_DATA PROVIDED_
* * *
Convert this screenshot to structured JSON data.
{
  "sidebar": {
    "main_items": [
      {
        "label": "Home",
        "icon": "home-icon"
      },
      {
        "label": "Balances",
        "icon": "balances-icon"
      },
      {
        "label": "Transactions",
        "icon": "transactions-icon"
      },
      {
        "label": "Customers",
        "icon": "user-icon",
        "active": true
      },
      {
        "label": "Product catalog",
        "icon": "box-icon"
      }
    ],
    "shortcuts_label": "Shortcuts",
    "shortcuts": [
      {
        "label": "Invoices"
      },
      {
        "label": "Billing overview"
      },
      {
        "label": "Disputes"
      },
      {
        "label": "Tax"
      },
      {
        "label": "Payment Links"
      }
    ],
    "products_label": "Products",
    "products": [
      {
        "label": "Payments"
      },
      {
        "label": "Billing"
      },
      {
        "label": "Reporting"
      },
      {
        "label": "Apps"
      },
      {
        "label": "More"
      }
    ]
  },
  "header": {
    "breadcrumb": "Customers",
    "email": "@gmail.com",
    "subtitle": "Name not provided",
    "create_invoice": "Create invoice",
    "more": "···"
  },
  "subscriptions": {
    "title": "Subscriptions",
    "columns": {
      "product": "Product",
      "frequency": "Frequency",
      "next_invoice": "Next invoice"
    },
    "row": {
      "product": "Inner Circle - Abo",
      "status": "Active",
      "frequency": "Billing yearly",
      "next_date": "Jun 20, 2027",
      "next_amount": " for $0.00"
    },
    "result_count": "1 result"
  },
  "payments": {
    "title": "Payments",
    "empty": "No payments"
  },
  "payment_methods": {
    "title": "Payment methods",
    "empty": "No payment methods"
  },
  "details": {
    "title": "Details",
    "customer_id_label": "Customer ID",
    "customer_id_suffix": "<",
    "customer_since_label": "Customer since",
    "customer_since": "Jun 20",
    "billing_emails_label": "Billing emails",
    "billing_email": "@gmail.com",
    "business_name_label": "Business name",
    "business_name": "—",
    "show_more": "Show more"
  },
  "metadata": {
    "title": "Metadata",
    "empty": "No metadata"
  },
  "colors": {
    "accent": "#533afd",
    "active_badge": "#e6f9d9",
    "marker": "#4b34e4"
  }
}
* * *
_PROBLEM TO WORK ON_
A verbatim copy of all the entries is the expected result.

_EXPECTED ANSWER_
Convert this screenshot to structured JSON data.
{
  "sidebar": {
    "main_items": [
      {
        "label": "Home",
        "icon": "home-icon"
      },
      {
        "label": "Balances",
        "icon": "balances-icon"
      },
      {
        "label": "Transactions",
        "icon": "transactions-icon"
      },
      {
        "label": "Customers",
        "icon": "user-icon",
        "active": true
      },
      {
        "label": "Product catalog",
        "icon": "box-icon"
      }
    ],
    "shortcuts_label": "Shortcuts",
    "shortcuts": [
      {
        "label": "Invoices"
      },
      {
        "label": "Billing overview"
      },
      {
        "label": "Disputes"
      },
      {
        "label": "Tax"
      },
      {
        "label": "Payment Links"
      }
    ],
    "products_label": "Products",
    "products": [
      {
        "label": "Payments"
      },
      {
        "label": "Billing"
      },
      {
        "label": "Reporting"
      },
      {
        "label": "Apps"
      },
      {
        "label": "More"
      }
    ]
  },
  "header": {
    "breadcrumb": "Customers",
    "email": "@gmail.com",
    "subtitle": "Name not provided",
    "create_invoice": "Create invoice",
    "more": "···"
  },
  "subscriptions": {
    "title": "Subscriptions",
    "columns": {
      "product": "Product",
      "frequency": "Frequency",
      "next_invoice": "Next invoice"
    },
    "row": {
      "product": "Inner Circle - Abo",
      "status": "Active",
      "frequency": "Billing yearly",
      "next_date": "Jun 20, 2027",
      "next_amount": " for $0.00"
    },
    "result_count": "1 result"
  },
  "payments": {
    "title": "Payments",
    "empty": "No payments"
  },
  "payment_methods": {
    "title": "Payment methods",
    "empty": "No payment methods"
  },
  "details": {
    "title": "Details",
    "customer_id_label": "Customer ID",
    "customer_id_suffix": "<",
    "customer_since_label": "Customer since",
    "customer_since": "Jun 20",
    "billing_emails_label": "Billing emails",
    "billing_email": "@gmail.com",
    "business_name_label": "Business name",
    "business_name": "—",
    "show_more": "Show more"
  },
  "metadata": {
    "title": "Metadata",
    "empty": "No metadata"
  },
  "colors": {
    "accent": "#533afd",
    "active_badge": "#e6f9d9",
    "marker": "#4b34e4"
  }
}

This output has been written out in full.